Supplied material:
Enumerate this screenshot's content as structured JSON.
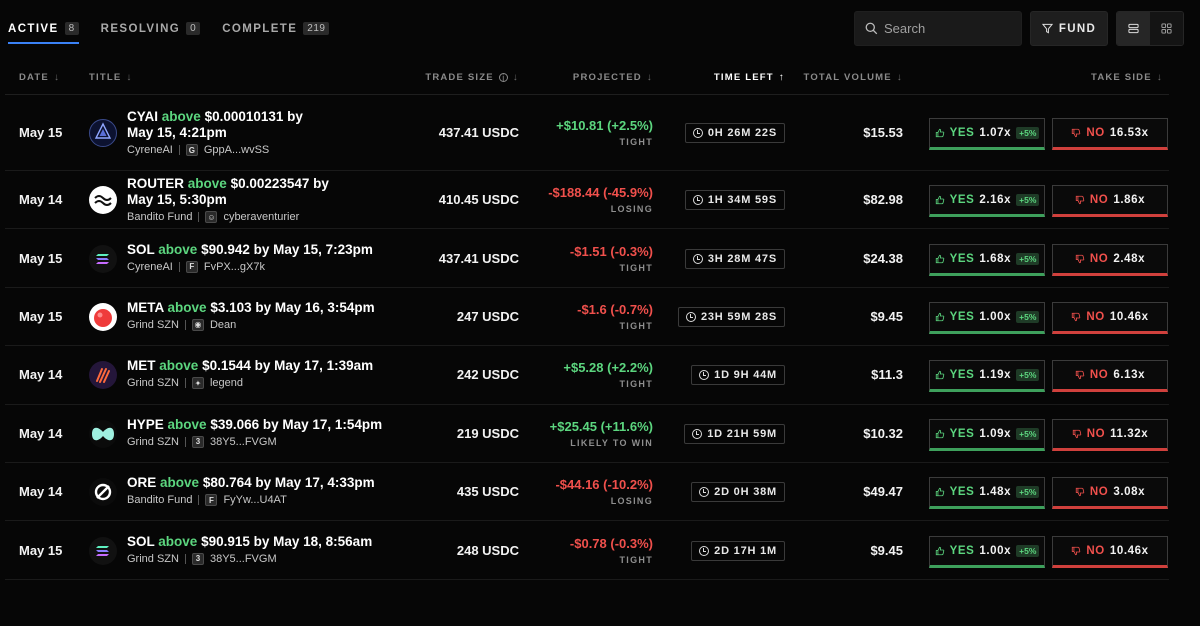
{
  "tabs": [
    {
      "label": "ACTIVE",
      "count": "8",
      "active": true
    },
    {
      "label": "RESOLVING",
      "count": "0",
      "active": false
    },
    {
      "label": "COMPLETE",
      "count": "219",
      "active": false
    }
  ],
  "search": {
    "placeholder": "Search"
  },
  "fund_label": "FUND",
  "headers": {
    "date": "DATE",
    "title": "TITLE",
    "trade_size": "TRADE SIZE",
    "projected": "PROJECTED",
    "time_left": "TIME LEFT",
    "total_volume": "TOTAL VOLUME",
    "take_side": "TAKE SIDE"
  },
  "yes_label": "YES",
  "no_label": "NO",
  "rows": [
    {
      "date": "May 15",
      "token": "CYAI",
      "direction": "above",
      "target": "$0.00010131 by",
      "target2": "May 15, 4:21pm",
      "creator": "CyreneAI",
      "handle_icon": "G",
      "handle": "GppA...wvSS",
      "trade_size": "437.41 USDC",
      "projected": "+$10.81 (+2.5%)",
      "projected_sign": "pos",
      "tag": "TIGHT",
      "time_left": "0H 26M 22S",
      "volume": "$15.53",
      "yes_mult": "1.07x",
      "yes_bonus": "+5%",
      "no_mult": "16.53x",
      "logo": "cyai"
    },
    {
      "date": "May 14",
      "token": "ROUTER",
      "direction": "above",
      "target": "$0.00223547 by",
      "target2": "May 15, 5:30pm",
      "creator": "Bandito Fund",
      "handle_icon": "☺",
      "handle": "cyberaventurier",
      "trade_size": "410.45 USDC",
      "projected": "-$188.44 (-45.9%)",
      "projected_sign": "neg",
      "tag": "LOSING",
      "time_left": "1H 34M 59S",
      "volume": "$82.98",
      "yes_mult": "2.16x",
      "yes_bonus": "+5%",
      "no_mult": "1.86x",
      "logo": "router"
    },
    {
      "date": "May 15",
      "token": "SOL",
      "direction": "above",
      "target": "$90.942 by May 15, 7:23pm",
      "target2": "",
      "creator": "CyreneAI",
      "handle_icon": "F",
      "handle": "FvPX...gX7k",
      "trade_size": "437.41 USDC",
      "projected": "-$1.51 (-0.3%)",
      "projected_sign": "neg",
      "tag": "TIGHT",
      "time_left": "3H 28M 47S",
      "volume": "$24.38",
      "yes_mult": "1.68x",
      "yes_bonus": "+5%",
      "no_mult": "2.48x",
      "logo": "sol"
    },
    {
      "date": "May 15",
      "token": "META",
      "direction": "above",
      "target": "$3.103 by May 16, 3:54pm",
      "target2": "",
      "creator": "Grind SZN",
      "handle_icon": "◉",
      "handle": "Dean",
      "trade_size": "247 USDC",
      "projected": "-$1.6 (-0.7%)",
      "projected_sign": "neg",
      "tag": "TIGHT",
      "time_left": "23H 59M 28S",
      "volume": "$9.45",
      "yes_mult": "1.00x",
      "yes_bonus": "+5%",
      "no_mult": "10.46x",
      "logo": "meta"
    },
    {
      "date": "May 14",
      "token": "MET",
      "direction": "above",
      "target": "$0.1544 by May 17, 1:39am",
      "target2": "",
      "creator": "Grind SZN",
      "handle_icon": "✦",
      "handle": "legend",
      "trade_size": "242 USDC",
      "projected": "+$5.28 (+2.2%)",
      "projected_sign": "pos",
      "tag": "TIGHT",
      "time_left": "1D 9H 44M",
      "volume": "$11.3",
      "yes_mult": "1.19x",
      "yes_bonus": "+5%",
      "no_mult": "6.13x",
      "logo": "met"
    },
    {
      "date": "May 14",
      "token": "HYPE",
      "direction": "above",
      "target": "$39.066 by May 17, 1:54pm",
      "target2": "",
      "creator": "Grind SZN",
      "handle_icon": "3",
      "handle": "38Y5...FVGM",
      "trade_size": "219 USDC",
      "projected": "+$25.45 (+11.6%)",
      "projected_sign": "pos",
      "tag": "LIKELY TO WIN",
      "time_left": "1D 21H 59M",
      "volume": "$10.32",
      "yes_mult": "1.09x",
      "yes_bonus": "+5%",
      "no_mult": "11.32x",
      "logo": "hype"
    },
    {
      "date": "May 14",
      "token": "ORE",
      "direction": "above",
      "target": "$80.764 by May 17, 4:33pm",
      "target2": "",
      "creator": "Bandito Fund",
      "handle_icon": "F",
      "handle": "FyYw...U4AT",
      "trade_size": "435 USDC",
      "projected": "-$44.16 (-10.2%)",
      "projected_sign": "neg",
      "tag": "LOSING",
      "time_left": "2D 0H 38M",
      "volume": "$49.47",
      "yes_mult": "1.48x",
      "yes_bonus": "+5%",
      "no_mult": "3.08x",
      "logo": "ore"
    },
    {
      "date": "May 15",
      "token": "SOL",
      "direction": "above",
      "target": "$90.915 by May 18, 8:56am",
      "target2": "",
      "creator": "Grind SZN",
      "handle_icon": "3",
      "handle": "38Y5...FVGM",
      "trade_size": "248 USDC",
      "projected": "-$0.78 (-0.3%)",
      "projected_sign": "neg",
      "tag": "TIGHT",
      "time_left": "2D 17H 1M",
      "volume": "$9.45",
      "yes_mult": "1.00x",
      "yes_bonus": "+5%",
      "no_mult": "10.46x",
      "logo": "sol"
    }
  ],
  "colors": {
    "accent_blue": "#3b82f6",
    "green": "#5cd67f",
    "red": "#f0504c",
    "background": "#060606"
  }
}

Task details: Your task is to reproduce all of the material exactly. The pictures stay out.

Output below:
Enumerate this screenshot's content as structured JSON.
{
  "tabs": [
    {
      "label": "ACTIVE",
      "count": "8",
      "active": true
    },
    {
      "label": "RESOLVING",
      "count": "0",
      "active": false
    },
    {
      "label": "COMPLETE",
      "count": "219",
      "active": false
    }
  ],
  "search": {
    "placeholder": "Search"
  },
  "fund_label": "FUND",
  "headers": {
    "date": "DATE",
    "title": "TITLE",
    "trade_size": "TRADE SIZE",
    "projected": "PROJECTED",
    "time_left": "TIME LEFT",
    "total_volume": "TOTAL VOLUME",
    "take_side": "TAKE SIDE"
  },
  "yes_label": "YES",
  "no_label": "NO",
  "rows": [
    {
      "date": "May 15",
      "token": "CYAI",
      "direction": "above",
      "target": "$0.00010131 by",
      "target2": "May 15, 4:21pm",
      "creator": "CyreneAI",
      "handle_icon": "G",
      "handle": "GppA...wvSS",
      "trade_size": "437.41 USDC",
      "projected": "+$10.81 (+2.5%)",
      "projected_sign": "pos",
      "tag": "TIGHT",
      "time_left": "0H 26M 22S",
      "volume": "$15.53",
      "yes_mult": "1.07x",
      "yes_bonus": "+5%",
      "no_mult": "16.53x",
      "logo": "cyai"
    },
    {
      "date": "May 14",
      "token": "ROUTER",
      "direction": "above",
      "target": "$0.00223547 by",
      "target2": "May 15, 5:30pm",
      "creator": "Bandito Fund",
      "handle_icon": "☺",
      "handle": "cyberaventurier",
      "trade_size": "410.45 USDC",
      "projected": "-$188.44 (-45.9%)",
      "projected_sign": "neg",
      "tag": "LOSING",
      "time_left": "1H 34M 59S",
      "volume": "$82.98",
      "yes_mult": "2.16x",
      "yes_bonus": "+5%",
      "no_mult": "1.86x",
      "logo": "router"
    },
    {
      "date": "May 15",
      "token": "SOL",
      "direction": "above",
      "target": "$90.942 by May 15, 7:23pm",
      "target2": "",
      "creator": "CyreneAI",
      "handle_icon": "F",
      "handle": "FvPX...gX7k",
      "trade_size": "437.41 USDC",
      "projected": "-$1.51 (-0.3%)",
      "projected_sign": "neg",
      "tag": "TIGHT",
      "time_left": "3H 28M 47S",
      "volume": "$24.38",
      "yes_mult": "1.68x",
      "yes_bonus": "+5%",
      "no_mult": "2.48x",
      "logo": "sol"
    },
    {
      "date": "May 15",
      "token": "META",
      "direction": "above",
      "target": "$3.103 by May 16, 3:54pm",
      "target2": "",
      "creator": "Grind SZN",
      "handle_icon": "◉",
      "handle": "Dean",
      "trade_size": "247 USDC",
      "projected": "-$1.6 (-0.7%)",
      "projected_sign": "neg",
      "tag": "TIGHT",
      "time_left": "23H 59M 28S",
      "volume": "$9.45",
      "yes_mult": "1.00x",
      "yes_bonus": "+5%",
      "no_mult": "10.46x",
      "logo": "meta"
    },
    {
      "date": "May 14",
      "token": "MET",
      "direction": "above",
      "target": "$0.1544 by May 17, 1:39am",
      "target2": "",
      "creator": "Grind SZN",
      "handle_icon": "✦",
      "handle": "legend",
      "trade_size": "242 USDC",
      "projected": "+$5.28 (+2.2%)",
      "projected_sign": "pos",
      "tag": "TIGHT",
      "time_left": "1D 9H 44M",
      "volume": "$11.3",
      "yes_mult": "1.19x",
      "yes_bonus": "+5%",
      "no_mult": "6.13x",
      "logo": "met"
    },
    {
      "date": "May 14",
      "token": "HYPE",
      "direction": "above",
      "target": "$39.066 by May 17, 1:54pm",
      "target2": "",
      "creator": "Grind SZN",
      "handle_icon": "3",
      "handle": "38Y5...FVGM",
      "trade_size": "219 USDC",
      "projected": "+$25.45 (+11.6%)",
      "projected_sign": "pos",
      "tag": "LIKELY TO WIN",
      "time_left": "1D 21H 59M",
      "volume": "$10.32",
      "yes_mult": "1.09x",
      "yes_bonus": "+5%",
      "no_mult": "11.32x",
      "logo": "hype"
    },
    {
      "date": "May 14",
      "token": "ORE",
      "direction": "above",
      "target": "$80.764 by May 17, 4:33pm",
      "target2": "",
      "creator": "Bandito Fund",
      "handle_icon": "F",
      "handle": "FyYw...U4AT",
      "trade_size": "435 USDC",
      "projected": "-$44.16 (-10.2%)",
      "projected_sign": "neg",
      "tag": "LOSING",
      "time_left": "2D 0H 38M",
      "volume": "$49.47",
      "yes_mult": "1.48x",
      "yes_bonus": "+5%",
      "no_mult": "3.08x",
      "logo": "ore"
    },
    {
      "date": "May 15",
      "token": "SOL",
      "direction": "above",
      "target": "$90.915 by May 18, 8:56am",
      "target2": "",
      "creator": "Grind SZN",
      "handle_icon": "3",
      "handle": "38Y5...FVGM",
      "trade_size": "248 USDC",
      "projected": "-$0.78 (-0.3%)",
      "projected_sign": "neg",
      "tag": "TIGHT",
      "time_left": "2D 17H 1M",
      "volume": "$9.45",
      "yes_mult": "1.00x",
      "yes_bonus": "+5%",
      "no_mult": "10.46x",
      "logo": "sol"
    }
  ],
  "colors": {
    "accent_blue": "#3b82f6",
    "green": "#5cd67f",
    "red": "#f0504c",
    "background": "#060606"
  }
}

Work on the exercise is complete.